Colette was the pen name of the French novelist Sidonie-Gabrielle Colette (January 28, 1873 –August 3, 1954). She is best known, at least in the English-speaking world, for her novel Gigi, which provided the plot for a Lerner & Loewe musical film and stage musical.
Colette was born in Saint-Sauveur-en-Puisaye, Yonne, in the Burgundy Region of France, the daughter of Jules-Joseph Colette and Adèle Eugénie Sidonie Landoy ("Sido"). In 1893 she marriedHenri Gauthier-Villars, a famous wit known as "Willy", who was 15 years her senior.
Her first books, the Claudine series, were published under the pen name of her husband, "Willy", writer, music critic, "literary charlatan and degenerate",. Claudine still has the power to charm; in belle epoque France it was downright shocking, much to Willy's satisfaction and profit.
In 1906 she left the unfaithful Gauthier-Villars, living for a time at the home of the American writer and salonist Natalie Barney. The two had a short affair, and remained friends until Colette's death.
Colette took up work in the music halls of Paris, under the wing of Mathilde de Morny, the Marquise de Belbeuf, known as Missy, with whom she became roman.tically involved. In 1907, the two performed together in a pantomime entitled Rêve d'Égypte at the Moulin Rouge. Their onstage kiss nearly caused a riot, which the police were called in to suppress. As a result of this scandal, further performances of Rêve d'Égypte were banned and Colette and de Morny were no longer able to openly live together, though their relationship continued a total of five years.
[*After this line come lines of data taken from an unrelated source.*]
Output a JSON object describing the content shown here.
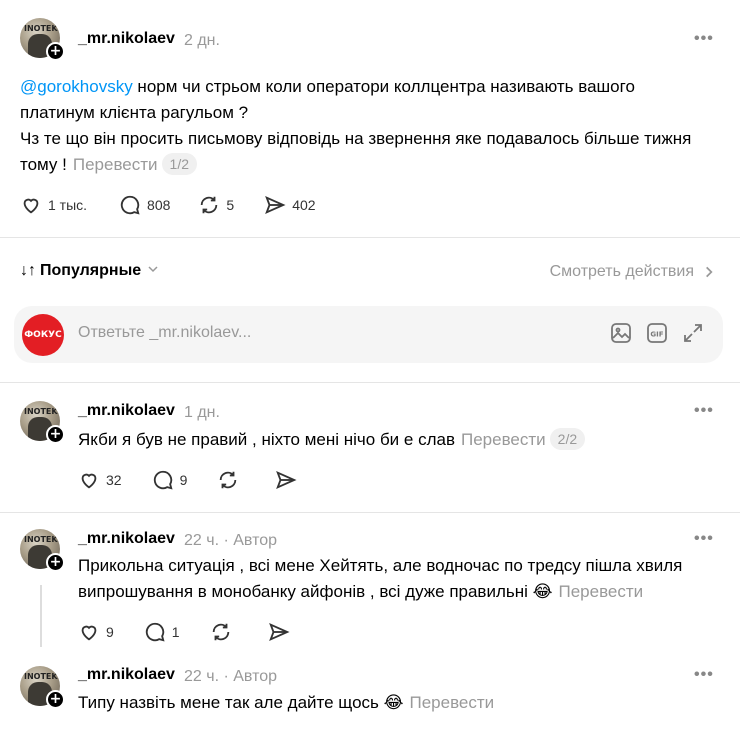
{
  "main_post": {
    "username": "_mr.nikolaev",
    "time": "2 дн.",
    "mention": "@gorokhovsky",
    "line1_after_mention": " норм чи стрьом коли оператори коллцентра називають вашого",
    "line2": "платинум клієнта рагульом ?",
    "line3": "Чз те що він просить письмову відповідь на звернення яке подавалось більше тижня",
    "line4": "тому !",
    "translate": "Перевести",
    "pager": "1/2",
    "likes": "1 тыс.",
    "comments": "808",
    "reposts": "5",
    "shares": "402"
  },
  "sort": {
    "label": "Популярные",
    "activity": "Смотреть действия"
  },
  "reply_box": {
    "logo_text": "ФОКУС",
    "placeholder": "Ответьте _mr.nikolaev..."
  },
  "replies": [
    {
      "username": "_mr.nikolaev",
      "time": "1 дн.",
      "author": "",
      "text": "Якби я був не правий , ніхто мені нічо би е слав",
      "translate": "Перевести",
      "pager": "2/2",
      "likes": "32",
      "comments": "9"
    },
    {
      "username": "_mr.nikolaev",
      "time": "22 ч.",
      "author": "Автор",
      "text_line1": "Прикольна ситуація , всі мене Хейтять, але водночас по тредсу пішла хвиля",
      "text_line2": "випрошування в монобанку айфонів , всі дуже правильні 😂",
      "translate": "Перевести",
      "likes": "9",
      "comments": "1"
    },
    {
      "username": "_mr.nikolaev",
      "time": "22 ч.",
      "author": "Автор",
      "text": "Типу назвіть мене так але дайте щось 😂",
      "translate": "Перевести"
    }
  ],
  "avatar_text": "INOTEK",
  "colors": {
    "mention": "#0095f6",
    "muted": "#999999",
    "logo_red": "#e31e24"
  }
}
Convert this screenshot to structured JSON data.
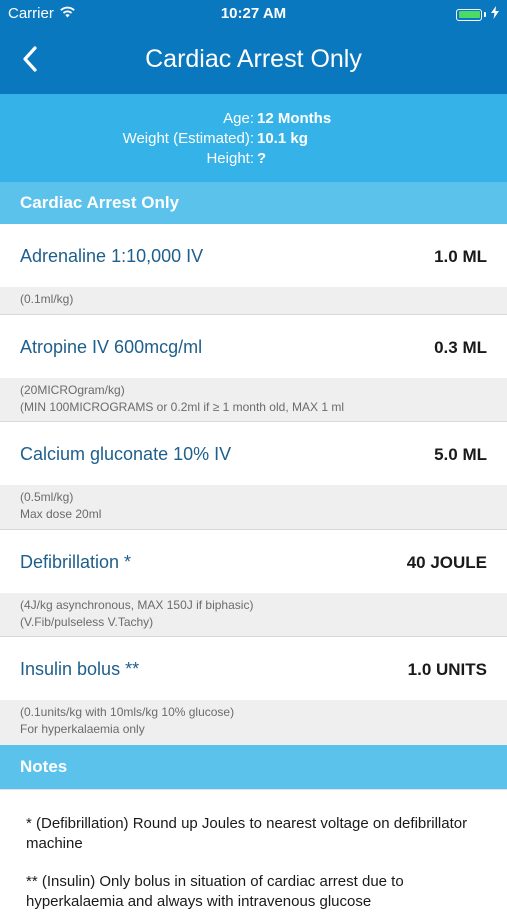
{
  "status_bar": {
    "carrier": "Carrier",
    "time": "10:27 AM",
    "battery_level": 1.0,
    "icons": [
      "wifi-icon",
      "battery-icon",
      "charging-icon"
    ]
  },
  "nav": {
    "back_icon": "chevron-left-icon",
    "title": "Cardiac Arrest Only"
  },
  "patient": {
    "age_label": "Age:",
    "age_value": "12 Months",
    "weight_label": "Weight (Estimated):",
    "weight_value": "10.1 kg",
    "height_label": "Height:",
    "height_value": "?"
  },
  "sections": {
    "cardiac_header": "Cardiac Arrest Only",
    "notes_header": "Notes"
  },
  "drugs": [
    {
      "name": "Adrenaline 1:10,000 IV",
      "dose": "1.0 ML",
      "notes": [
        "(0.1ml/kg)"
      ]
    },
    {
      "name": "Atropine IV 600mcg/ml",
      "dose": "0.3 ML",
      "notes": [
        "(20MICROgram/kg)",
        "(MIN 100MICROGRAMS or 0.2ml if ≥ 1 month old, MAX 1 ml"
      ]
    },
    {
      "name": "Calcium gluconate 10% IV",
      "dose": "5.0 ML",
      "notes": [
        "(0.5ml/kg)",
        "Max dose 20ml"
      ]
    },
    {
      "name": "Defibrillation *",
      "dose": "40 JOULE",
      "notes": [
        "(4J/kg asynchronous, MAX 150J if biphasic)",
        "(V.Fib/pulseless V.Tachy)"
      ]
    },
    {
      "name": "Insulin bolus **",
      "dose": "1.0 UNITS",
      "notes": [
        "(0.1units/kg with 10mls/kg 10% glucose)",
        "For hyperkalaemia only"
      ]
    }
  ],
  "notes": [
    "* (Defibrillation) Round up Joules to nearest voltage on defibrillator machine",
    "** (Insulin) Only bolus in situation of cardiac arrest due to hyperkalaemia and always with intravenous glucose"
  ],
  "colors": {
    "nav_bg": "#0a78be",
    "patient_bg": "#35b3e8",
    "section_bg": "#5bc2ec",
    "drug_name": "#1e5f8c",
    "note_bg": "#efefef"
  }
}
She published around 50 novels in total, many with autobiographical elements. Her themes can be roughly divided into idyllic natural tales or dark struggles in relationships and love. All her novels were marked by clever observation and dialogue with an intimate, explicit style. Her most popular novel, Gigi, was made into a Broadway play and a highly successful Hollywood motion picture, Gigi, starring Maurice Chevalier, Louis Jourdan and Leslie Caron.
A controversial figure throughout her life, Colette flaunted her lesbian affairs, and collaborated with the Vichy regime during World War II - while at the same time aiding her Jewish friends, including hiding her husband in her attic all through the war. She was a member of the Belgian Royal Academy (1935), president of the Académie Goncourt (1949) (and the first woman to be admitted into it, in 1945), and a Chevalier (1920) and a Grand Officier (1953) of the Légion d'honneur.
When she died in Paris on August 3, 1954, she was given a state funeral, although she was refused Roman Catholic rites because of her divorce. Colette is interred in Le Père Lachaise Cemetery in Paris.